The longest running sci fi TV series in the world—indeed, one of the longest running TV series anywhere—is Doctor Who. It originally ran from 1963 (its premiere was interrupted by BBC's reporting on the assassination of President Kennedy) to 1989, and was then revived in 2005. You don't run that long without making some changes, and one of the things that makes the character of the Doctor so compelling is that he always changing. When Time Lords are injured or old, they regenerate into a new body—a device thought up by the producers to keep the show fresh and allow them to do periodic reboots. Originally, the Doctor was allowed twelve regenerations, but that rule seems to be no longer operative, because the show's fans were just energized to learn that the thirteenth actor playing the Doctor will be Jodi Whittaker, the first woman ever to take up the Sonic Screwdriver.

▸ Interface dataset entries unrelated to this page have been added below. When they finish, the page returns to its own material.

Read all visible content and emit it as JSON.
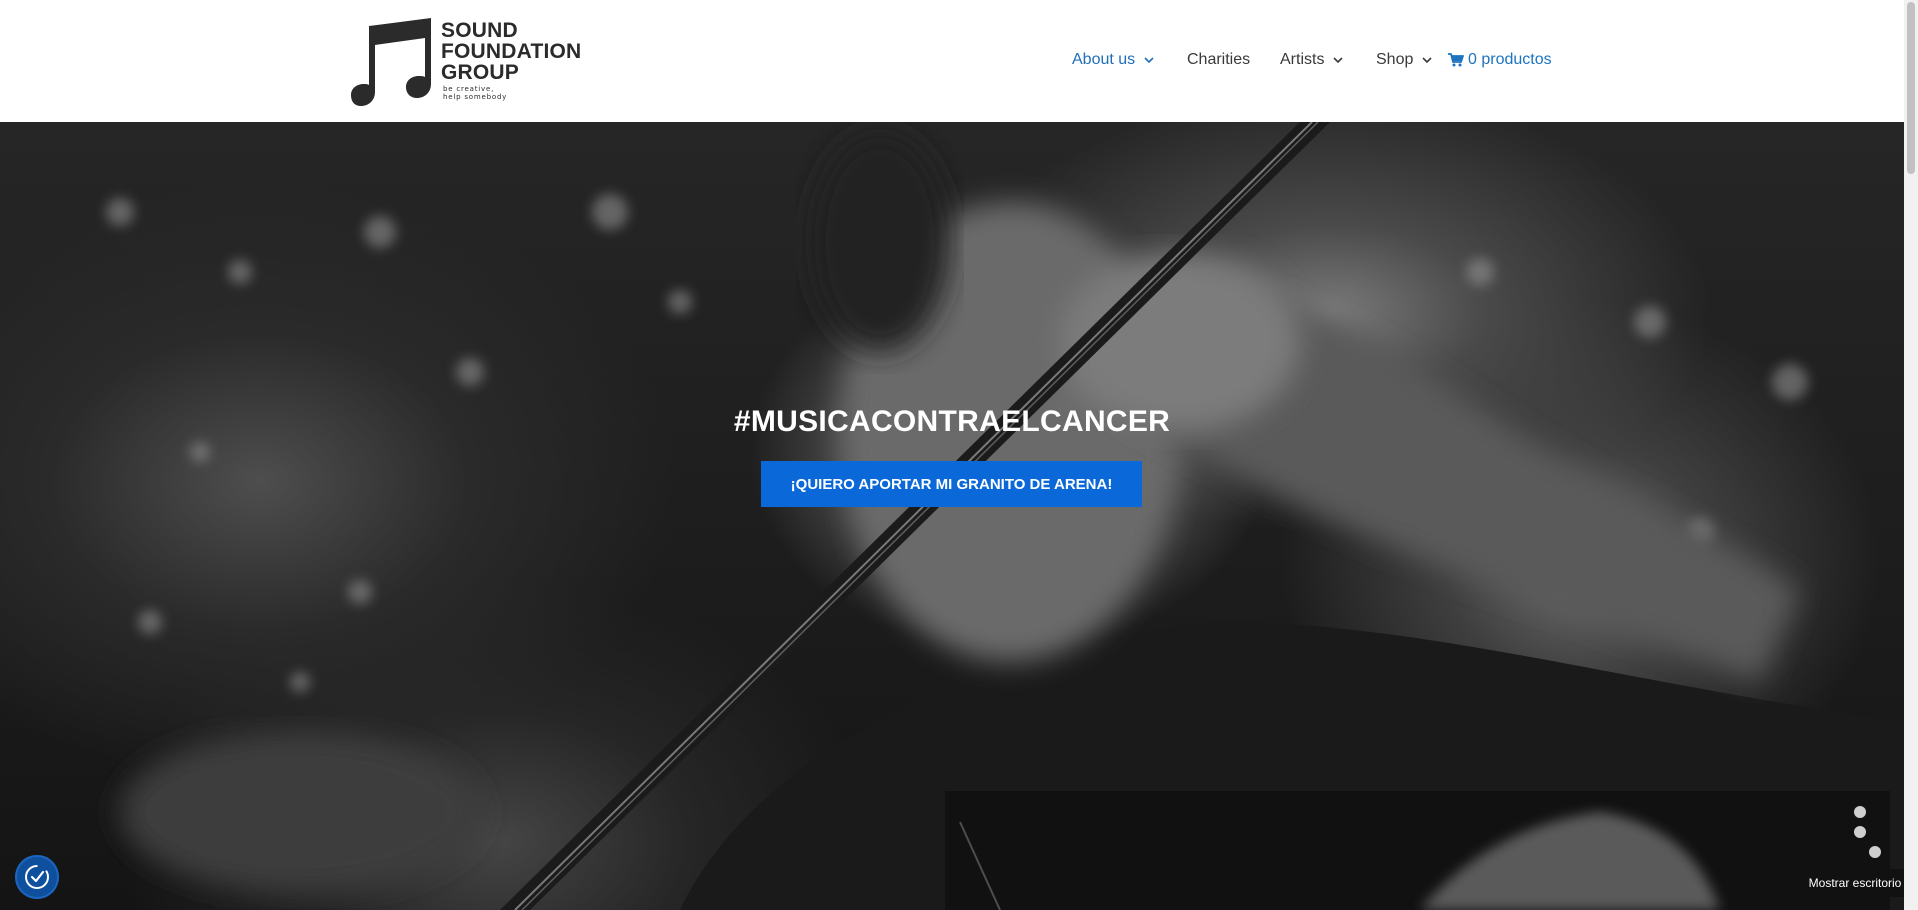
{
  "brand": {
    "name_line1": "SOUND",
    "name_line2": "FOUNDATION",
    "name_line3": "GROUP",
    "tagline_line1": "be creative,",
    "tagline_line2": "help somebody"
  },
  "nav": {
    "items": [
      {
        "label": "About us",
        "has_dropdown": true,
        "active": true
      },
      {
        "label": "Charities",
        "has_dropdown": false
      },
      {
        "label": "Artists",
        "has_dropdown": true
      },
      {
        "label": "Shop",
        "has_dropdown": true
      }
    ],
    "cart_label": "0 productos",
    "cart_icon": "shopping-cart-icon"
  },
  "hero": {
    "title": "#MUSICACONTRAELCANCER",
    "cta_label": "¡QUIERO APORTAR MI GRANITO DE ARENA!"
  },
  "widgets": {
    "cookie_icon": "cookie-consent-icon",
    "desktop_tooltip": "Mostrar escritorio"
  },
  "colors": {
    "accent": "#0a68d8",
    "nav_active": "#1e6fb8",
    "nav_text": "#3a3a3a",
    "cart": "#1e73be"
  }
}
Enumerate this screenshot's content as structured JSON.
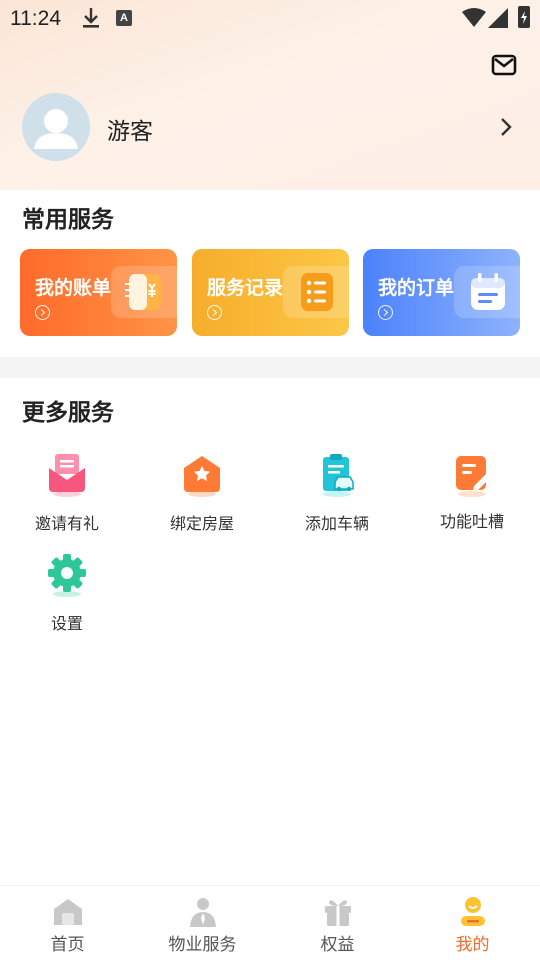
{
  "status_bar": {
    "time": "11:24"
  },
  "profile": {
    "username": "游客"
  },
  "common_services": {
    "title": "常用服务",
    "cards": [
      {
        "label": "我的账单",
        "icon": "bill-icon",
        "gradient_from": "#ff6a2a",
        "gradient_to": "#ff9446"
      },
      {
        "label": "服务记录",
        "icon": "service-record-icon",
        "gradient_from": "#f6ad2b",
        "gradient_to": "#fcc747"
      },
      {
        "label": "我的订单",
        "icon": "order-calendar-icon",
        "gradient_from": "#4b82fb",
        "gradient_to": "#8eb2fd"
      }
    ]
  },
  "more_services": {
    "title": "更多服务",
    "items": [
      {
        "label": "邀请有礼",
        "icon": "invite-gift-icon"
      },
      {
        "label": "绑定房屋",
        "icon": "bind-house-icon"
      },
      {
        "label": "添加车辆",
        "icon": "add-vehicle-icon"
      },
      {
        "label": "功能吐槽",
        "icon": "feedback-icon"
      },
      {
        "label": "设置",
        "icon": "settings-icon"
      }
    ]
  },
  "bottom_nav": {
    "items": [
      {
        "label": "首页",
        "icon": "home-icon"
      },
      {
        "label": "物业服务",
        "icon": "property-service-icon"
      },
      {
        "label": "权益",
        "icon": "gift-benefits-icon"
      },
      {
        "label": "我的",
        "icon": "profile-icon",
        "active": true
      }
    ],
    "active_color": "#f26d2d"
  }
}
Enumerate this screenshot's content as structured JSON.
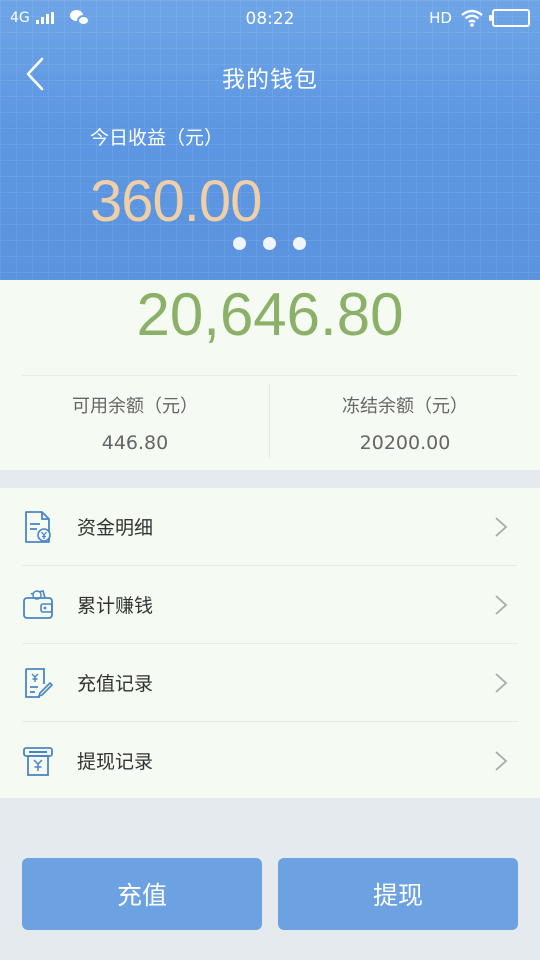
{
  "status_bar": {
    "network": "4G",
    "time": "08:22",
    "hd": "HD"
  },
  "header": {
    "title": "我的钱包",
    "today_label": "今日收益（元）",
    "today_value": "360.00",
    "carousel_count": 3
  },
  "balance": {
    "total": "20,646.80",
    "available_label": "可用余额（元）",
    "available_value": "446.80",
    "frozen_label": "冻结余额（元）",
    "frozen_value": "20200.00"
  },
  "menu": {
    "items": [
      {
        "label": "资金明细",
        "icon": "fund-details-icon"
      },
      {
        "label": "累计赚钱",
        "icon": "wallet-icon"
      },
      {
        "label": "充值记录",
        "icon": "recharge-record-icon"
      },
      {
        "label": "提现记录",
        "icon": "withdraw-record-icon"
      }
    ]
  },
  "actions": {
    "recharge_label": "充值",
    "withdraw_label": "提现"
  },
  "colors": {
    "header_blue": "#5d97e2",
    "today_value": "#efcfa8",
    "total_green": "#8bb067",
    "button_blue": "#6da2e2",
    "icon_blue": "#4a86c6"
  }
}
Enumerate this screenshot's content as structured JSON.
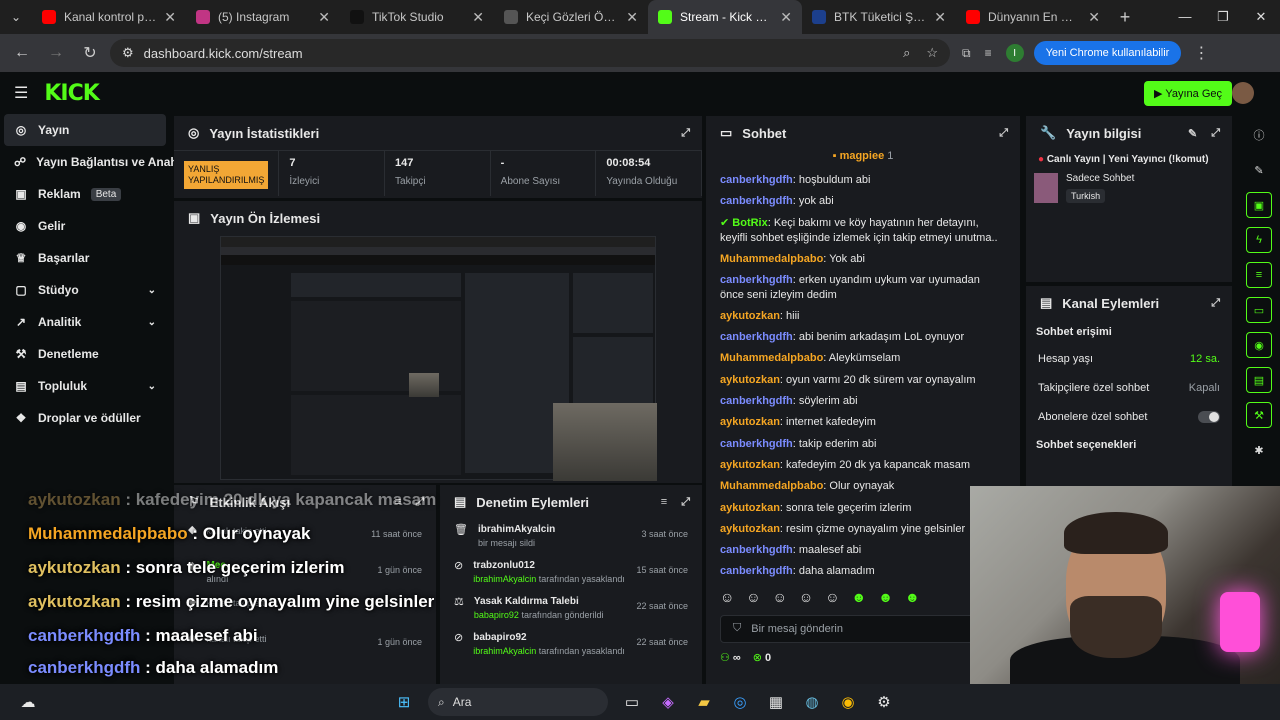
{
  "browser": {
    "tabs": [
      {
        "title": "Kanal kontrol paneli",
        "fav_color": "#ff0000"
      },
      {
        "title": "(5) Instagram",
        "fav_color": "#c13584"
      },
      {
        "title": "TikTok Studio",
        "fav_color": "#111111"
      },
      {
        "title": "Keçi Gözleri Özellikle",
        "fav_color": "#555555"
      },
      {
        "title": "Stream - Kick Dashb",
        "fav_color": "#53fc18"
      },
      {
        "title": "BTK Tüketici Şikayet",
        "fav_color": "#1c3f8c"
      },
      {
        "title": "Dünyanın En Gizli Ya",
        "fav_color": "#ff0000"
      }
    ],
    "url": "dashboard.kick.com/stream",
    "update_button": "Yeni Chrome kullanılabilir",
    "profile_initial": "I"
  },
  "kick": {
    "logo": "KICK",
    "go_live": "Yayına Geç"
  },
  "sidebar": {
    "items": [
      {
        "label": "Yayın",
        "icon": "◎"
      },
      {
        "label": "Yayın Bağlantısı ve Anahtar",
        "icon": "☍"
      },
      {
        "label": "Reklam",
        "icon": "▣",
        "badge": "Beta"
      },
      {
        "label": "Gelir",
        "icon": "◉"
      },
      {
        "label": "Başarılar",
        "icon": "♕"
      },
      {
        "label": "Stüdyo",
        "icon": "▢"
      },
      {
        "label": "Analitik",
        "icon": "↗"
      },
      {
        "label": "Denetleme",
        "icon": "⚒"
      },
      {
        "label": "Topluluk",
        "icon": "▤"
      },
      {
        "label": "Droplar ve ödüller",
        "icon": "❖"
      }
    ]
  },
  "stats_panel": {
    "title": "Yayın İstatistikleri",
    "warning": "YANLIŞ YAPILANDIRILMIŞ",
    "stats": [
      {
        "value": "7",
        "label": "İzleyici"
      },
      {
        "value": "147",
        "label": "Takipçi"
      },
      {
        "value": "-",
        "label": "Abone Sayısı"
      },
      {
        "value": "00:08:54",
        "label": "Yayında Olduğu"
      }
    ]
  },
  "preview_panel": {
    "title": "Yayın Ön İzlemesi"
  },
  "activity_panel": {
    "title": "Etkinlik Akışı",
    "items": [
      {
        "user": "",
        "action": "kanalı takip etti",
        "time": "11 saat önce"
      },
      {
        "user": "Mee",
        "action": "alındı",
        "time": "1 gün önce"
      },
      {
        "user": "",
        "action": "kanalı takip etti",
        "time": ""
      },
      {
        "user": "",
        "action": "kanalı takip etti",
        "time": "1 gün önce"
      }
    ]
  },
  "moderation_panel": {
    "title": "Denetim Eylemleri",
    "items": [
      {
        "title": "ibrahimAkyalcin",
        "detail": "bir mesajı sildi",
        "by": "",
        "time": "3 saat önce"
      },
      {
        "title": "trabzonlu012",
        "detail": "tarafından yasaklandı",
        "by": "ibrahimAkyalcin",
        "time": "15 saat önce"
      },
      {
        "title": "Yasak Kaldırma Talebi",
        "detail": "tarafından gönderildi",
        "by": "babapiro92",
        "time": "22 saat önce"
      },
      {
        "title": "babapiro92",
        "detail": "tarafından yasaklandı",
        "by": "ibrahimAkyalcin",
        "time": "22 saat önce"
      }
    ]
  },
  "chat_panel": {
    "title": "Sohbet",
    "pinned_user": "magpiee",
    "pinned_count": "1",
    "messages": [
      {
        "user": "canberkhgdfh",
        "color": "blue",
        "text": ": hoşbuldum abi"
      },
      {
        "user": "canberkhgdfh",
        "color": "blue",
        "text": ": yok abi"
      },
      {
        "user": "BotRix",
        "color": "green",
        "text": ": Keçi bakımı ve köy hayatının her detayını, keyifli sohbet eşliğinde izlemek için takip etmeyi unutma..",
        "wrap": true
      },
      {
        "user": "Muhammedalpbabo",
        "color": "orange",
        "text": ": Yok abi"
      },
      {
        "user": "canberkhgdfh",
        "color": "blue",
        "text": ": erken uyandım uykum var uyumadan önce seni izleyim dedim",
        "wrap": true
      },
      {
        "user": "aykutozkan",
        "color": "orange",
        "text": ": hiii"
      },
      {
        "user": "canberkhgdfh",
        "color": "blue",
        "text": ": abi benim arkadaşım LoL oynuyor"
      },
      {
        "user": "Muhammedalpbabo",
        "color": "orange",
        "text": ": Aleykümselam"
      },
      {
        "user": "aykutozkan",
        "color": "orange",
        "text": ": oyun varmı 20 dk sürem var oynayalım"
      },
      {
        "user": "canberkhgdfh",
        "color": "blue",
        "text": ": söylerim abi"
      },
      {
        "user": "aykutozkan",
        "color": "orange",
        "text": ": internet kafedeyim"
      },
      {
        "user": "canberkhgdfh",
        "color": "blue",
        "text": ": takip ederim abi"
      },
      {
        "user": "aykutozkan",
        "color": "orange",
        "text": ": kafedeyim 20 dk ya kapancak masam"
      },
      {
        "user": "Muhammedalpbabo",
        "color": "orange",
        "text": ": Olur oynayak"
      },
      {
        "user": "aykutozkan",
        "color": "orange",
        "text": ": sonra tele geçerim izlerim"
      },
      {
        "user": "aykutozkan",
        "color": "orange",
        "text": ": resim çizme oynayalım yine gelsinler"
      },
      {
        "user": "canberkhgdfh",
        "color": "blue",
        "text": ": maalesef abi"
      },
      {
        "user": "canberkhgdfh",
        "color": "blue",
        "text": ": daha alamadım"
      }
    ],
    "input_placeholder": "Bir mesaj gönderin",
    "footer_a": "∞",
    "footer_b": "0"
  },
  "info_panel": {
    "title": "Yayın bilgisi",
    "stream_title": "Canlı Yayın | Yeni Yayıncı (!komut)",
    "category": "Sadece Sohbet",
    "language": "Turkish"
  },
  "channel_actions": {
    "title": "Kanal Eylemleri",
    "section1": "Sohbet erişimi",
    "rows": [
      {
        "label": "Hesap yaşı",
        "value": "12 sa."
      },
      {
        "label": "Takipçilere özel sohbet",
        "value": "Kapalı"
      },
      {
        "label": "Abonelere özel sohbet",
        "value": ""
      }
    ],
    "section2": "Sohbet seçenekleri"
  },
  "overlay_chat": [
    {
      "user": "aykutozkan",
      "text": " : kafedeyim 20 dk ya kapancak masam",
      "color": "#c9a45c",
      "faded": true
    },
    {
      "user": "Muhammedalpbabo",
      "text": " : Olur oynayak",
      "color": "#f5a623"
    },
    {
      "user": "aykutozkan",
      "text": " : sonra tele geçerim izlerim",
      "color": "#e0c060"
    },
    {
      "user": "aykutozkan",
      "text": " : resim çizme oynayalım yine gelsinler",
      "color": "#e0c060"
    },
    {
      "user": "canberkhgdfh",
      "text": " : maalesef abi",
      "color": "#7b8cff"
    },
    {
      "user": "canberkhgdfh",
      "text": " : daha alamadım",
      "color": "#7b8cff"
    }
  ],
  "taskbar": {
    "search": "Ara"
  }
}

One of the cardinal rules of Doctor Who-style time travel is that you can't meet yourself. But, like everything else in sci fi fantasy, that rule is subject to change. In 1983, the show celebrated its twentieth anniversary by bringing together all of the actors who had ever played the role for one giant adventure. But the show, known as "The Five Doctors", was famously a giant trainwreck. First of all, the best and longest-running Doctor, Tom Baker, nursing hurt feelings over being forced out of the role two years earlier, declined to appear. Instead, the producers cut in scenes filmed from an unaired Tom Baker episode called "Shada". So really it was kind of the Four-And-A-Half Doctors. William Hartnell, who originated the role, died seven years earlier, and was replaced by a lookalike named Richard Hurndall, which makes it Three Doctors Plus A Ringer And A Half Doctor. Even though the show was in the midst of a period when it had some of the strongest writing ever ("The Caves of Androzani", which a recent fan poll named the show's greatest episode, appeared the next year.), the highly hyped "The Five Doctors" crashed and burned.
This epic fail did not go unnoticed by former Mystery Science Theater 3000 stars Mike Nelson, Bill Corbin, and Kevin Murphy. Expect them to mock the show mercilessly in a special RiffTrax event, broadcast to theaters this week and next week. Here's the trailer: